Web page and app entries
-=-=-=-=-
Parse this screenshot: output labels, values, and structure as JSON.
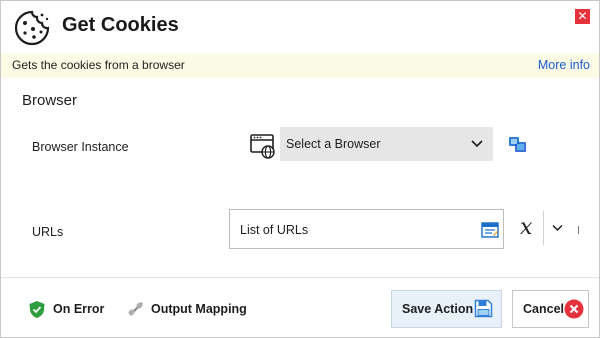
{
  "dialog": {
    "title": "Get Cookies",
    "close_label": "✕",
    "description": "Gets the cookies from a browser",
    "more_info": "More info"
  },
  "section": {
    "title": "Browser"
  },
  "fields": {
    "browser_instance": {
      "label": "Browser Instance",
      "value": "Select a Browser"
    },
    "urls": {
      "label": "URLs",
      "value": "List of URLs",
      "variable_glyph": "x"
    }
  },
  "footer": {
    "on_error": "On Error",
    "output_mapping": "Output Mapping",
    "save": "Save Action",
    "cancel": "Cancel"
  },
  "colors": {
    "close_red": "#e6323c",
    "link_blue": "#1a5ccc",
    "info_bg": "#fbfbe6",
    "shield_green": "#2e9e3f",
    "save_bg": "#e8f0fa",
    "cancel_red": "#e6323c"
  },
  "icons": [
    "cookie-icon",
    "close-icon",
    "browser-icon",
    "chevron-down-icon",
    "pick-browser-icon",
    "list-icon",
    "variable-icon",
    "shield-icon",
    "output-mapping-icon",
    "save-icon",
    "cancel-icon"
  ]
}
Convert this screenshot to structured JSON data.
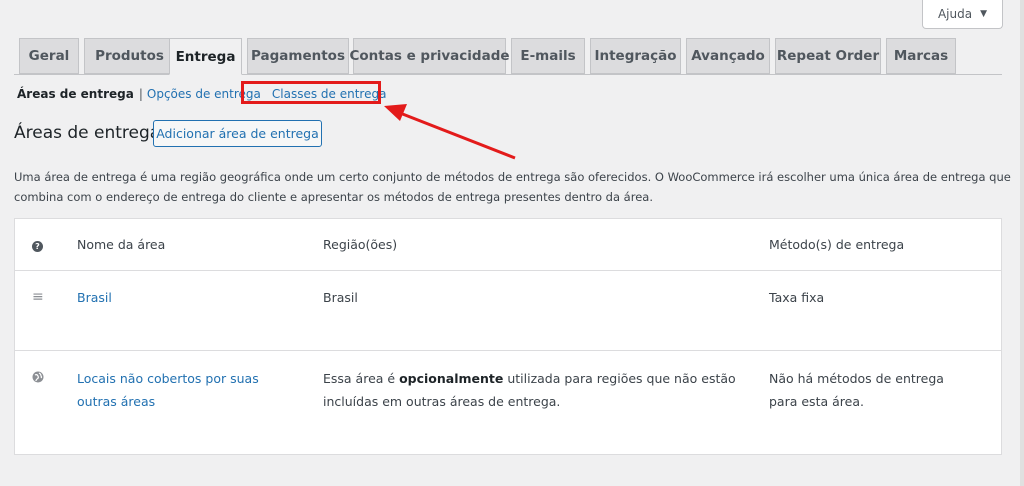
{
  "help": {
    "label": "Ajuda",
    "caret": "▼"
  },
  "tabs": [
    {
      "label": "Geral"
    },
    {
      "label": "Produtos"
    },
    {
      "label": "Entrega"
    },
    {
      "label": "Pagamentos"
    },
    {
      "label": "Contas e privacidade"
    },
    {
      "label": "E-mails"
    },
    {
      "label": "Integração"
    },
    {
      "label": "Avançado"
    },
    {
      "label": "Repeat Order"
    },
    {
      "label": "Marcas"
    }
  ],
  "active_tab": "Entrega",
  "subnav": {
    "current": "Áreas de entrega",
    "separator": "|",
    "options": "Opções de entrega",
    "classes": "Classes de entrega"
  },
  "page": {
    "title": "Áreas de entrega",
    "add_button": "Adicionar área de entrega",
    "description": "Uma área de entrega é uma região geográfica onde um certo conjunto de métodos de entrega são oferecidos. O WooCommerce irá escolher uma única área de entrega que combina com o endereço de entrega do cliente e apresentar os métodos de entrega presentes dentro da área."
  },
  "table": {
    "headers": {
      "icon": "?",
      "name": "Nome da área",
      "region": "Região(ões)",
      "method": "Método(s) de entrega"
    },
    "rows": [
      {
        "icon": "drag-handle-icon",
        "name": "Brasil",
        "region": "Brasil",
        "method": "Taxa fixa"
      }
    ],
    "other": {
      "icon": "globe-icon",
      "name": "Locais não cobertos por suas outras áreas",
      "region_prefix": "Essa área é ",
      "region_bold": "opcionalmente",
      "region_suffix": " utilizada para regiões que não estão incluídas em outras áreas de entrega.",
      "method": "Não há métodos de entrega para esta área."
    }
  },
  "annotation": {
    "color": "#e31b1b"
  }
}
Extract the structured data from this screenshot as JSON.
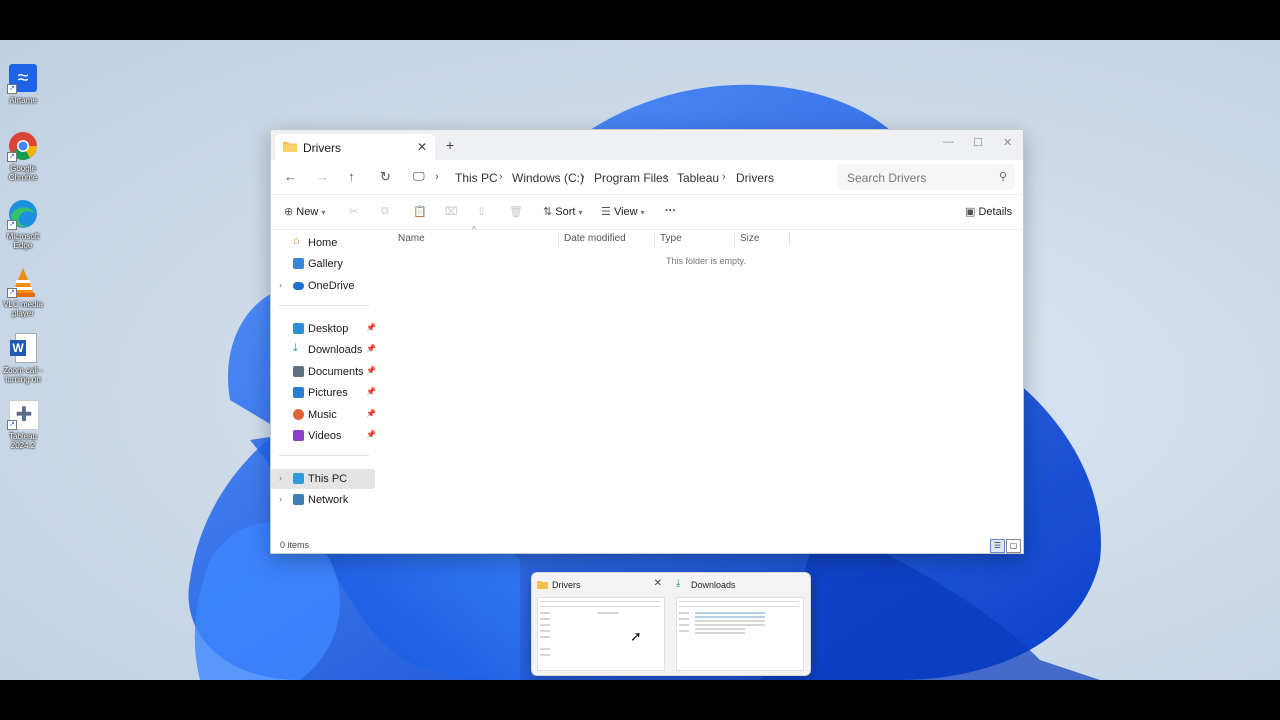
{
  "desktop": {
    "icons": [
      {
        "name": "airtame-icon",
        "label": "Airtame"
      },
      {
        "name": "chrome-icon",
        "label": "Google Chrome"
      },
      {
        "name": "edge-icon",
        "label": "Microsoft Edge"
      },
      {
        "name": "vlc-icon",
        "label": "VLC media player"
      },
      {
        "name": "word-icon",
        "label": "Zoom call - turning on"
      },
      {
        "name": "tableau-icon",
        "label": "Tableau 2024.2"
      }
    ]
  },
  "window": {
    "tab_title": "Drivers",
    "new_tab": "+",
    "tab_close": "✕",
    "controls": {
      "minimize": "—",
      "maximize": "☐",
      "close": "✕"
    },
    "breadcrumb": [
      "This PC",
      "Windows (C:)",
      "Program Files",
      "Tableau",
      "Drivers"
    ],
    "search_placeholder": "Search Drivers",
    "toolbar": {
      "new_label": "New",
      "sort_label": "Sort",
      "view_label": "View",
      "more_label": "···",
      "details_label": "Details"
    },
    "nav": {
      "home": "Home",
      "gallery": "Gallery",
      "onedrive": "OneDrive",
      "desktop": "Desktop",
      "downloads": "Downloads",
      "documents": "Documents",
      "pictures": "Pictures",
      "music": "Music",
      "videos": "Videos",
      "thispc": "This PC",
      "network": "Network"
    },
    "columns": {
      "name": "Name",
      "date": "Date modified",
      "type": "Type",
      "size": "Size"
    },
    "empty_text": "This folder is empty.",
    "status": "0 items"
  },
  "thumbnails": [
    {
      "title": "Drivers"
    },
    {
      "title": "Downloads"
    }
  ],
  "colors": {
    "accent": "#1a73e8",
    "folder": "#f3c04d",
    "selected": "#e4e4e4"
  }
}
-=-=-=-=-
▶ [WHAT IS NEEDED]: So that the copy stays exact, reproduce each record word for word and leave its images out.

▶ [WORKED SOLUTION]:
Parse this screenshot: output labels, values, and structure as JSON.
{
  "dialog": {
    "title": "Get Cookies",
    "close_label": "✕",
    "description": "Gets the cookies from a browser",
    "more_info": "More info"
  },
  "section": {
    "title": "Browser"
  },
  "fields": {
    "browser_instance": {
      "label": "Browser Instance",
      "value": "Select a Browser"
    },
    "urls": {
      "label": "URLs",
      "value": "List of URLs",
      "variable_glyph": "x"
    }
  },
  "footer": {
    "on_error": "On Error",
    "output_mapping": "Output Mapping",
    "save": "Save Action",
    "cancel": "Cancel"
  },
  "colors": {
    "close_red": "#e6323c",
    "link_blue": "#1a5ccc",
    "info_bg": "#fbfbe6",
    "shield_green": "#2e9e3f",
    "save_bg": "#e8f0fa",
    "cancel_red": "#e6323c"
  },
  "icons": [
    "cookie-icon",
    "close-icon",
    "browser-icon",
    "chevron-down-icon",
    "pick-browser-icon",
    "list-icon",
    "variable-icon",
    "shield-icon",
    "output-mapping-icon",
    "save-icon",
    "cancel-icon"
  ]
}
Convert this screenshot to structured JSON data.
{
  "help": {
    "label": "Ajuda",
    "caret": "▼"
  },
  "tabs": [
    {
      "label": "Geral"
    },
    {
      "label": "Produtos"
    },
    {
      "label": "Entrega"
    },
    {
      "label": "Pagamentos"
    },
    {
      "label": "Contas e privacidade"
    },
    {
      "label": "E-mails"
    },
    {
      "label": "Integração"
    },
    {
      "label": "Avançado"
    },
    {
      "label": "Repeat Order"
    },
    {
      "label": "Marcas"
    }
  ],
  "active_tab": "Entrega",
  "subnav": {
    "current": "Áreas de entrega",
    "separator": "|",
    "options": "Opções de entrega",
    "classes": "Classes de entrega"
  },
  "page": {
    "title": "Áreas de entrega",
    "add_button": "Adicionar área de entrega",
    "description": "Uma área de entrega é uma região geográfica onde um certo conjunto de métodos de entrega são oferecidos. O WooCommerce irá escolher uma única área de entrega que combina com o endereço de entrega do cliente e apresentar os métodos de entrega presentes dentro da área."
  },
  "table": {
    "headers": {
      "icon": "?",
      "name": "Nome da área",
      "region": "Região(ões)",
      "method": "Método(s) de entrega"
    },
    "rows": [
      {
        "icon": "drag-handle-icon",
        "name": "Brasil",
        "region": "Brasil",
        "method": "Taxa fixa"
      }
    ],
    "other": {
      "icon": "globe-icon",
      "name": "Locais não cobertos por suas outras áreas",
      "region_prefix": "Essa área é ",
      "region_bold": "opcionalmente",
      "region_suffix": " utilizada para regiões que não estão incluídas em outras áreas de entrega.",
      "method": "Não há métodos de entrega para esta área."
    }
  },
  "annotation": {
    "color": "#e31b1b"
  }
}
Extract the structured data from this screenshot as JSON.
{
  "desktop": {
    "icons": [
      {
        "name": "airtame-icon",
        "label": "Airtame"
      },
      {
        "name": "chrome-icon",
        "label": "Google Chrome"
      },
      {
        "name": "edge-icon",
        "label": "Microsoft Edge"
      },
      {
        "name": "vlc-icon",
        "label": "VLC media player"
      },
      {
        "name": "word-icon",
        "label": "Zoom call - turning on"
      },
      {
        "name": "tableau-icon",
        "label": "Tableau 2024.2"
      }
    ]
  },
  "window": {
    "tab_title": "Drivers",
    "new_tab": "+",
    "tab_close": "✕",
    "controls": {
      "minimize": "—",
      "maximize": "☐",
      "close": "✕"
    },
    "breadcrumb": [
      "This PC",
      "Windows (C:)",
      "Program Files",
      "Tableau",
      "Drivers"
    ],
    "search_placeholder": "Search Drivers",
    "toolbar": {
      "new_label": "New",
      "sort_label": "Sort",
      "view_label": "View",
      "more_label": "···",
      "details_label": "Details"
    },
    "nav": {
      "home": "Home",
      "gallery": "Gallery",
      "onedrive": "OneDrive",
      "desktop": "Desktop",
      "downloads": "Downloads",
      "documents": "Documents",
      "pictures": "Pictures",
      "music": "Music",
      "videos": "Videos",
      "thispc": "This PC",
      "network": "Network"
    },
    "columns": {
      "name": "Name",
      "date": "Date modified",
      "type": "Type",
      "size": "Size"
    },
    "empty_text": "This folder is empty.",
    "status": "0 items"
  },
  "thumbnails": [
    {
      "title": "Drivers"
    },
    {
      "title": "Downloads"
    }
  ],
  "colors": {
    "accent": "#1a73e8",
    "folder": "#f3c04d",
    "selected": "#e4e4e4"
  }
}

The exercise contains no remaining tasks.